**** INFORMATION SHOWN

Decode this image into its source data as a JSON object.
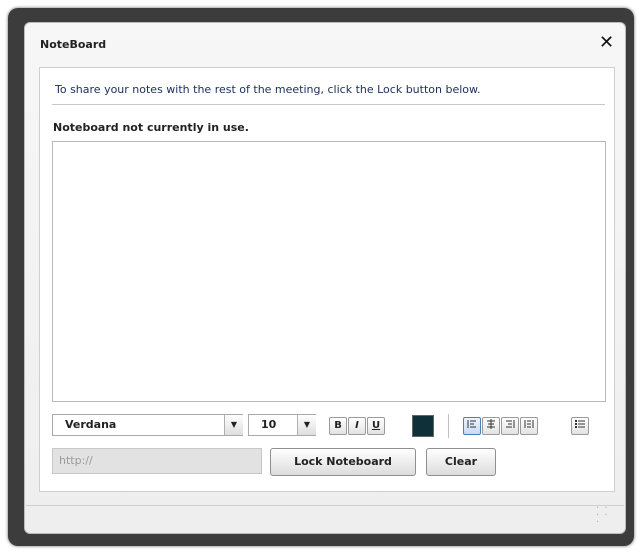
{
  "dialog": {
    "title": "NoteBoard",
    "close_icon": "close-icon"
  },
  "content": {
    "instructions": "To share your notes with the rest of the meeting, click the Lock button below.",
    "status": "Noteboard not currently in use."
  },
  "toolbar": {
    "font_family": "Verdana",
    "font_size": "10",
    "bold_label": "B",
    "italic_label": "I",
    "underline_label": "U",
    "text_color": "#0f3038"
  },
  "link": {
    "placeholder": "http://"
  },
  "buttons": {
    "lock_label": "Lock Noteboard",
    "clear_label": "Clear"
  }
}
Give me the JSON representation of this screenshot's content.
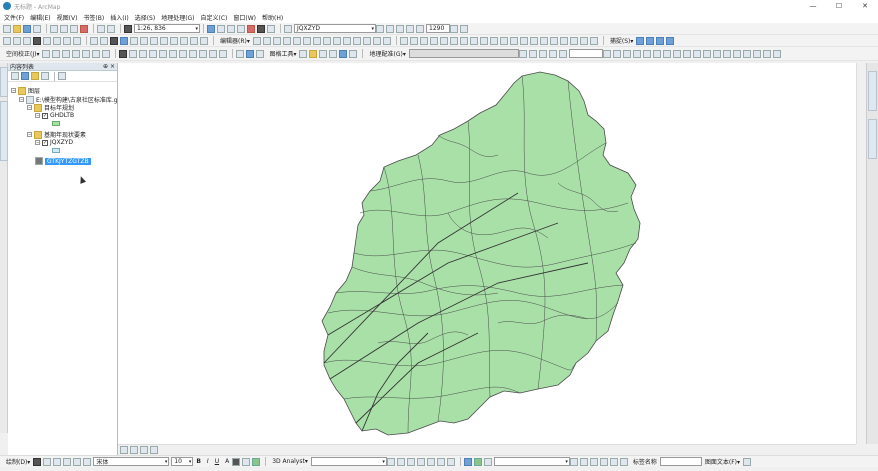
{
  "window": {
    "title": "无标题 - ArcMap"
  },
  "menu": [
    "文件(F)",
    "编辑(E)",
    "视图(V)",
    "书签(B)",
    "插入(I)",
    "选择(S)",
    "地理处理(G)",
    "自定义(C)",
    "窗口(W)",
    "帮助(H)"
  ],
  "toolbar1": {
    "scale": "1:26, 836",
    "layer_combo": "JQXZYD",
    "zoom_value": "1290"
  },
  "toolbar2": {
    "editor_label": "编辑器(R)▾",
    "snap_label": "捕捉(S)▾"
  },
  "toolbar3": {
    "georef_label": "空间校正(J)▾",
    "layout_label": "图格工具▾",
    "geo_label": "地理配准(G)▾"
  },
  "toc": {
    "title": "内容列表",
    "pin": "⊕ ×",
    "tree": {
      "root": "图层",
      "db_node": "E:\\模型构建\\古泉社区标准库.gdb",
      "group1": "目标年规划",
      "layer1": "GHDLTB",
      "group2": "基期年现状要素",
      "layer2": "JQXZYD",
      "layer3": "GTKJYTZGTZB"
    }
  },
  "left_tabs": [
    "目录",
    "ArcToolbox"
  ],
  "drawing": {
    "draw_label": "绘制(D)▾",
    "font_name": "宋体",
    "font_size": "10",
    "bold": "B",
    "italic": "I",
    "underline": "U",
    "text_a": "A",
    "analyst": "3D Analyst▾",
    "rotate_label": "图面文本(F)▾",
    "label_manager": "标签名称"
  },
  "colors": {
    "polygon_fill": "#a8e0a8",
    "polygon_stroke": "#4a4a4a",
    "selection": "#3399ff"
  },
  "map": {
    "road_color": "#333333"
  }
}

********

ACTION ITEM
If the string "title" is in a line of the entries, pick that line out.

WRITTEN SOLUTION
    "title": "NoteBoard",
    "title": "无标题 - ArcMap"
    "title": "内容列表",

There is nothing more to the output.